There are several ways to bypass blind SQLi filters,
and today I will introduce MySQL blind sqli payload using an
Interestingly, the payload itself is limited to MySQL, but the technical side of this attack should be still valid in most SQL.
This attack is useful when typical substring filters (i.e.
left(), right(), mid(), substr(), regexp(), strcmp(), concat() ... LIKE ... ) are blocked by the script.
You can do this in MySQL
(find_string)=(insert(column_to_leak, char_idx+1, 255, space(n))); # n can be anything starting from 0 >> SELECT ('a')=(insert('abcdef', 2, 255, space(0))); 1 >> SELECT ('a')=(insert('abcdef', 2, 255, space(2))); 1 >> SELECT ('b')in(insert('abcdef', 2, 255, space(3))); 0 ... >> SELECT ('ab')in(insert('abcdef', 3, 255, space(4))); 1 >> SELECT flag FROM flag WHERE (0x45)in(insert(flag, 2, 255, space(123))); 'flag'
Likewise, if replacing functions like
insert() exist in other SQLs, replacing and comparing data with padded spaces should also work :)
How does it work?
How MySQL compares strings
The MySQL official documentation where it states that:
All MySQL collations are of type PAD SPACE. This means that all CHAR, VARCHAR, and TEXT values are compared without regard to any trailing spaces. “Comparison” in this context does not include the LIKE pattern-matching operator, for which trailing spaces are significant. ...[skipped]... This is true for all MySQL versions, and is not affected by the server SQL mode.

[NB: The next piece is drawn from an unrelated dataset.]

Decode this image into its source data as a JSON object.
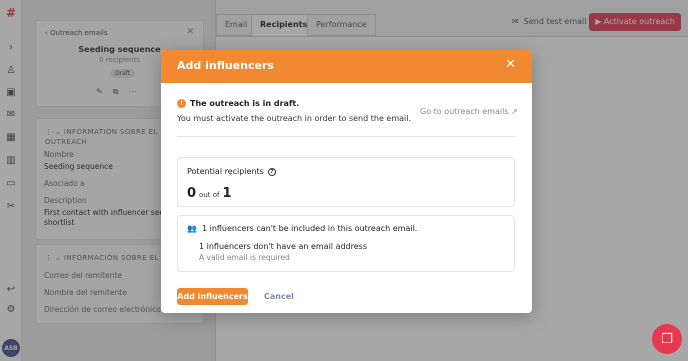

To make it short, when
'a'='a ' is compared in MySQL, the LHS is padded with space until the length is equal to the RHS, which eventually equals to
'a '='a '.
What is insert()?
Assuming that you understood the above logic, let's see what does
insert() function actually do.
INSERT(str,pos,len,newstr) Returns the string str, with the substring beginning at position pos and len characters long replaced by the string newstr. Returns the original string if pos is not within the length of the string. Replaces the rest of the string from position pos if len is not within the length of the rest of the string. Returns NULL if any argument is NULL.
Let's see some examples to let you understand.
>> SELECT INSERT('ABCDEFGHI', 2, 1, 'stypr'); AstyprCDEFGHI >> SELECT INSERT('ABCDEFGHI', 2, 2, 'stypr'); AstyprDEFGHI
Now the exploitation part..
insert() function with the comparison rule, we can exploit the function like the following:
>> SELECT INSERT('ABCDEFGHI', 2, 255, SPACE(1)); A(space) >> SELECT INSERT('ABCDEFGHI', 3, 255, SPACE(1)); AB(space) ....
By utilizing this behavior, we can eventually do things like this
>> SELECT 'A'=INSERT('ABCDEFGHI', 2, 255, SPACE(1)); 1
You can be questioned why I'm adding spaces when the folllowing also work
>> SELECT 'A'=INSERT('ABCDEFGHI', 2, 255, SPACE(0)); # SPACE(0) = Nothing.. 1 >> SELECT 'A'=INSERT('ABCDEFGHI', 2, 255, ''); # SPACE(0) = Nothing.. 1
Well, BECAUSE THIS COMPARISON RULE IS NOT LIMITED IN MYSQL!
The SQL standard (ISO/IEC 9075) stats the following:
If the length in characters of X is not equal to the length in characters of Y, then the shorter string is effectively replaced, for the purposes of comparison, with a copy of itself that has been extended to the length of the longer string by concatenation on the right of one or more pad characters, where the pad character is chosen based on CS. If CS has the NO PAD characteristic, then the pad character is an implementation-dependent character different from any character in the character set of X and Y that collates less than any string under CS. Otherwise, the pad character is a <space>.
This means that commonly-used typical SQLs (MSSQL, MySQL, Postgres, ...[Add here]) are following this rule.
Achieving blind SQLi is not limited to substring of strings or similar methods; If replacing functions exist in any SQL language, you can try to compare using this rule and achieve blind SQLi.